In our opinion, this is one of the most important steps.
Occasionally we do receive requests from clients, complaining that their servers can’t reach the advertised bandwidth, and in 99% of cases is due to not considering the above-mentioned factors, the other 1% is due to bad SFP cable 🙂
The most common mistake is happening due to pre-assumption and not considering other hardware elements, as we’ve mentioned above if you get 10 Gbps that doesn’t guarantee that you will be able to stream videos for your YouTube-like site, stored on a single HDD drive, you see where are we going with this right?
Single HDD drive have running at 5400 rpm can achieve around 90 IOPs, which would result in 3-4MB/s (25-30 Mbps) random read speed, so even if you have 10 Gbps NIC when it comes to reading a video file from the disk it will be fetched with ~30 Mbps from the disk, so you will be able to utilize 30 Mbps of your 10 Gbps NIC. There are other tricks that you can do to improve your app performance, eg. if let’s say you have enough RAM to store the most popular file in it, then in such case, you will be able to utilize your 10 Gbps NIC, otherwise, the HDD will be your bottleneck.
This is the reason why it is very important to analyze your app-specific requirements and figure out any possible hardware bottlenecks.
Through our experiences, we’ve seen various cases of bottlenecks, from storage performance degradation due to the backup process, up to various RAM and CPU-related bottlenecks, preventing our clients to fully utilize their dedicated server’s hardware. That’s why we always encourage our customers to do a quick chat with us, explain their project so we can share our experience with them and avoid such awkward situations, and of course, we do this for free 🙂
Staying close to your clients it’s very crucial, as this will give you a very good user experience, due to the low latency between your server and your clients, and the overall network connectivity between your service and your clients will be way better as your traffic is routed locally.
Combine these factors and I’m confident that you won’t make a bad decision.
Our Unmetered Dedicated Servers provide great ease of mind when it comes to high bandwidth consumption use-cases. Compared to the cloud hosting solutions it will cost you only a fraction of your egress cloud bill.

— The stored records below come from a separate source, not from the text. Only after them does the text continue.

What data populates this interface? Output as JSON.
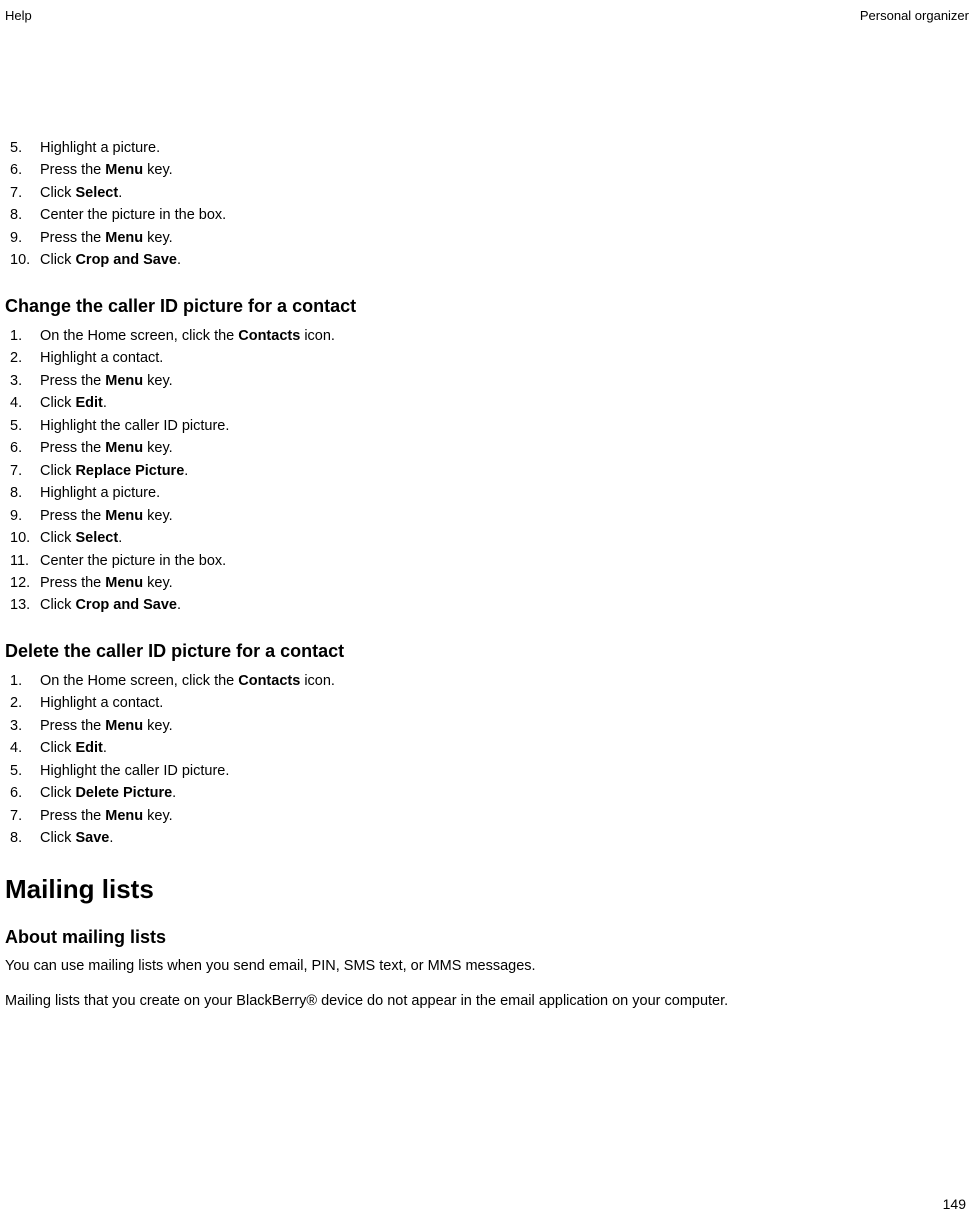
{
  "header": {
    "left": "Help",
    "right": "Personal organizer"
  },
  "section1": {
    "items": [
      {
        "num": "5.",
        "pre": "Highlight a picture.",
        "b": "",
        "post": ""
      },
      {
        "num": "6.",
        "pre": "Press the ",
        "b": "Menu",
        "post": " key."
      },
      {
        "num": "7.",
        "pre": "Click ",
        "b": "Select",
        "post": "."
      },
      {
        "num": "8.",
        "pre": "Center the picture in the box.",
        "b": "",
        "post": ""
      },
      {
        "num": "9.",
        "pre": "Press the ",
        "b": "Menu",
        "post": " key."
      },
      {
        "num": "10.",
        "pre": "Click ",
        "b": "Crop and Save",
        "post": "."
      }
    ]
  },
  "section2": {
    "heading": "Change the caller ID picture for a contact",
    "items": [
      {
        "num": "1.",
        "pre": "On the Home screen, click the ",
        "b": "Contacts",
        "post": " icon."
      },
      {
        "num": "2.",
        "pre": "Highlight a contact.",
        "b": "",
        "post": ""
      },
      {
        "num": "3.",
        "pre": "Press the ",
        "b": "Menu",
        "post": " key."
      },
      {
        "num": "4.",
        "pre": "Click ",
        "b": "Edit",
        "post": "."
      },
      {
        "num": "5.",
        "pre": "Highlight the caller ID picture.",
        "b": "",
        "post": ""
      },
      {
        "num": "6.",
        "pre": "Press the ",
        "b": "Menu",
        "post": " key."
      },
      {
        "num": "7.",
        "pre": "Click ",
        "b": "Replace Picture",
        "post": "."
      },
      {
        "num": "8.",
        "pre": "Highlight a picture.",
        "b": "",
        "post": ""
      },
      {
        "num": "9.",
        "pre": "Press the ",
        "b": "Menu",
        "post": " key."
      },
      {
        "num": "10.",
        "pre": "Click ",
        "b": "Select",
        "post": "."
      },
      {
        "num": "11.",
        "pre": "Center the picture in the box.",
        "b": "",
        "post": ""
      },
      {
        "num": "12.",
        "pre": "Press the ",
        "b": "Menu",
        "post": " key."
      },
      {
        "num": "13.",
        "pre": "Click ",
        "b": "Crop and Save",
        "post": "."
      }
    ]
  },
  "section3": {
    "heading": "Delete the caller ID picture for a contact",
    "items": [
      {
        "num": "1.",
        "pre": "On the Home screen, click the ",
        "b": "Contacts",
        "post": " icon."
      },
      {
        "num": "2.",
        "pre": "Highlight a contact.",
        "b": "",
        "post": ""
      },
      {
        "num": "3.",
        "pre": "Press the ",
        "b": "Menu",
        "post": " key."
      },
      {
        "num": "4.",
        "pre": "Click ",
        "b": "Edit",
        "post": "."
      },
      {
        "num": "5.",
        "pre": "Highlight the caller ID picture.",
        "b": "",
        "post": ""
      },
      {
        "num": "6.",
        "pre": "Click ",
        "b": "Delete Picture",
        "post": "."
      },
      {
        "num": "7.",
        "pre": "Press the ",
        "b": "Menu",
        "post": " key."
      },
      {
        "num": "8.",
        "pre": "Click ",
        "b": "Save",
        "post": "."
      }
    ]
  },
  "section4": {
    "h1": "Mailing lists",
    "h2": "About mailing lists",
    "p1": "You can use mailing lists when you send email, PIN, SMS text, or MMS messages.",
    "p2": "Mailing lists that you create on your BlackBerry® device do not appear in the email application on your computer."
  },
  "page_number": "149"
}
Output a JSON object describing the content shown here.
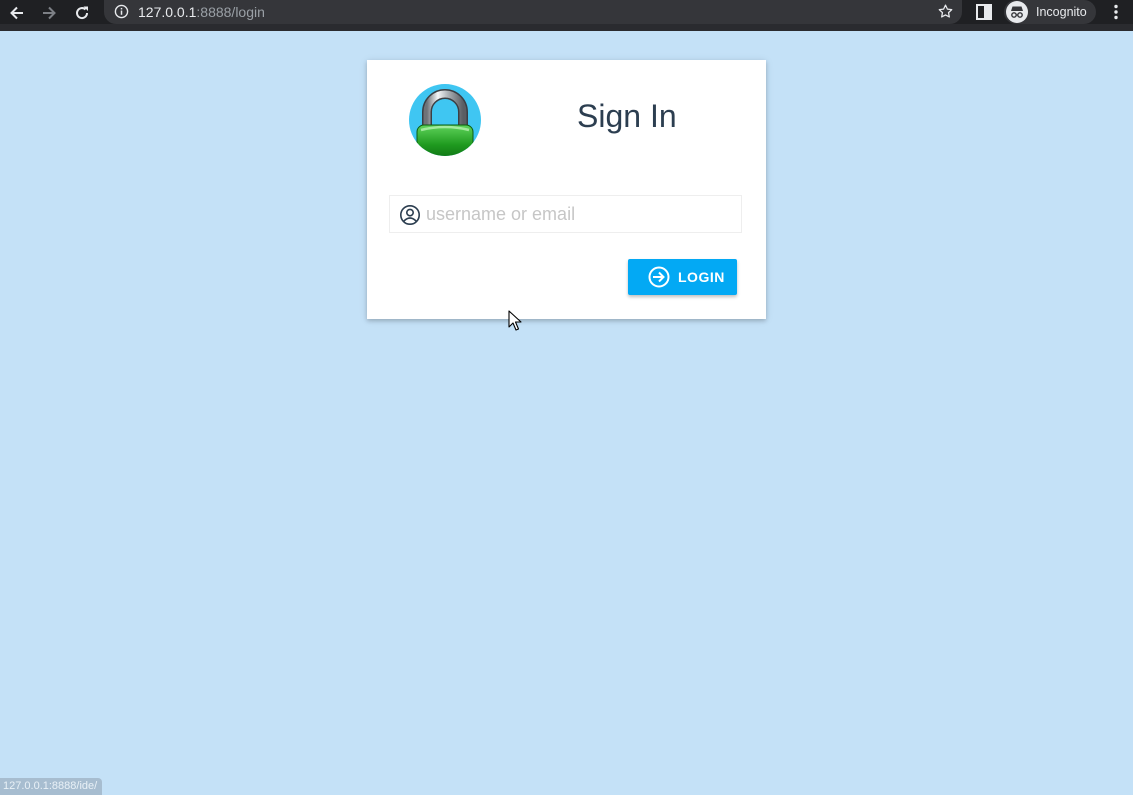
{
  "browser": {
    "url_host": "127.0.0.1",
    "url_rest": ":8888/login",
    "profile_label": "Incognito",
    "status_url": "127.0.0.1:8888/ide/",
    "icons": [
      "back-arrow-icon",
      "forward-arrow-icon",
      "reload-icon",
      "info-icon",
      "star-icon",
      "side-panel-icon",
      "incognito-icon",
      "more-vert-icon"
    ]
  },
  "login": {
    "title": "Sign In",
    "username_placeholder": "username or email",
    "username_value": "",
    "login_button_label": "LOGIN",
    "icons": [
      "padlock-logo",
      "user-circle-icon",
      "login-arrow-icon"
    ]
  },
  "colors": {
    "page_background": "#c4e1f7",
    "accent": "#03a9f4",
    "title_text": "#2c3e50"
  }
}
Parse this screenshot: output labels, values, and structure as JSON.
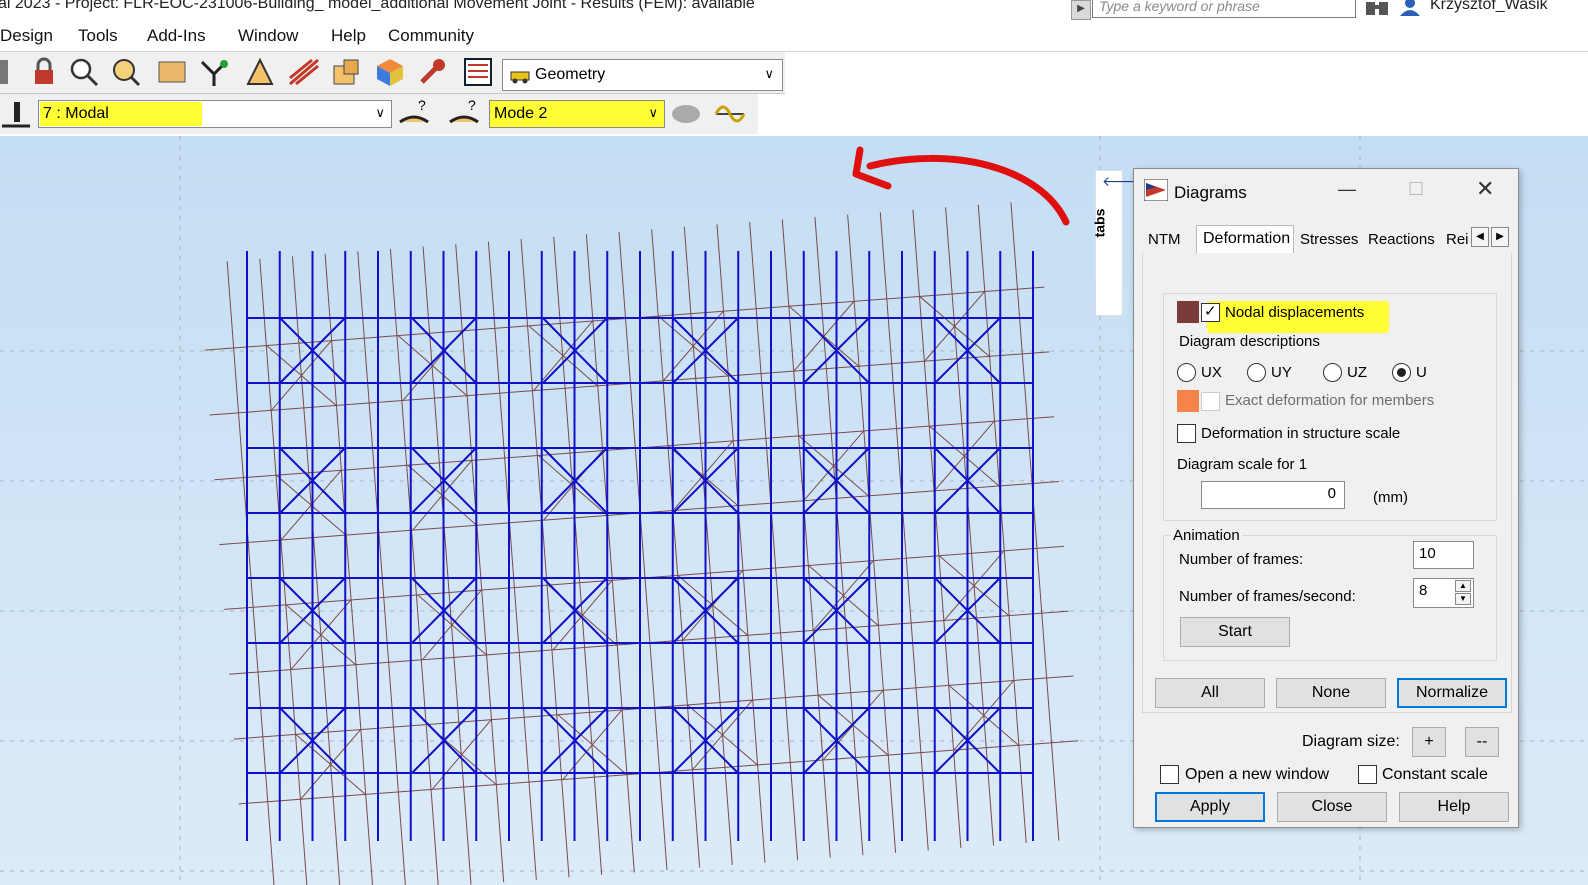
{
  "window": {
    "title": "al 2023 - Project: FLR-EOC-231006-Building_ model_additional Movement Joint - Results (FEM): available",
    "search_placeholder": "Type a keyword or phrase",
    "user": "Krzysztof_Wasik"
  },
  "menu": [
    "Design",
    "Tools",
    "Add-Ins",
    "Window",
    "Help",
    "Community"
  ],
  "toolbar": {
    "view_select": "Geometry",
    "load_case_select": "7 : Modal",
    "mode_select": "Mode  2"
  },
  "tabs_strip": {
    "label": "tabs"
  },
  "dialog": {
    "title": "Diagrams",
    "tabs": [
      "NTM",
      "Deformation",
      "Stresses",
      "Reactions",
      "Rei"
    ],
    "active_tab": "Deformation",
    "nodal_displacements": {
      "label": "Nodal displacements",
      "checked": true,
      "color": "#7a3b3b"
    },
    "diagram_descriptions_label": "Diagram descriptions",
    "radios": [
      {
        "label": "UX",
        "selected": false
      },
      {
        "label": "UY",
        "selected": false
      },
      {
        "label": "UZ",
        "selected": false
      },
      {
        "label": "U",
        "selected": true
      }
    ],
    "exact_deformation": {
      "label": "Exact deformation for members",
      "checked": false,
      "color": "#f5834a"
    },
    "structure_scale": {
      "label": "Deformation in structure scale",
      "checked": false
    },
    "diagram_scale": {
      "label": "Diagram scale for 1",
      "value": "0",
      "unit": "(mm)"
    },
    "animation": {
      "title": "Animation",
      "frames_label": "Number of frames:",
      "frames_value": "10",
      "fps_label": "Number of frames/second:",
      "fps_value": "8",
      "start_label": "Start"
    },
    "buttons_row": [
      "All",
      "None",
      "Normalize"
    ],
    "diagram_size_label": "Diagram size:",
    "size_plus": "+",
    "size_minus": "--",
    "open_new_window": {
      "label": "Open a new window",
      "checked": false
    },
    "constant_scale": {
      "label": "Constant scale",
      "checked": false
    },
    "footer_buttons": [
      "Apply",
      "Close",
      "Help"
    ]
  },
  "colors": {
    "highlight": "#ffff33",
    "structure_blue": "#1010c8",
    "deformed_brown": "#7a4a4a",
    "annotation_arrow": "#e01010"
  }
}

For example, the average price for egress traffic in Europe from top public cloud providers is around $0.05/GB or $50 per 1 TB, compared to our average pricing of $0.001/GB or $1 per 1 TB for our 1 Gbps unmetered servers, definitely, it is worth a thought.
Additionally, you can rest assured that no high bills will be sent to you at any point, due to increased traffic.
I hope you have a better understanding of how to pick your unmetered dedicated server now, and on which key moments to pay more attention to in order to get the maximum of your server.
Alternatively, you can always reach out to me or my coworkers via the support ticket or our live chat and have a chat with us in order to make the right decision.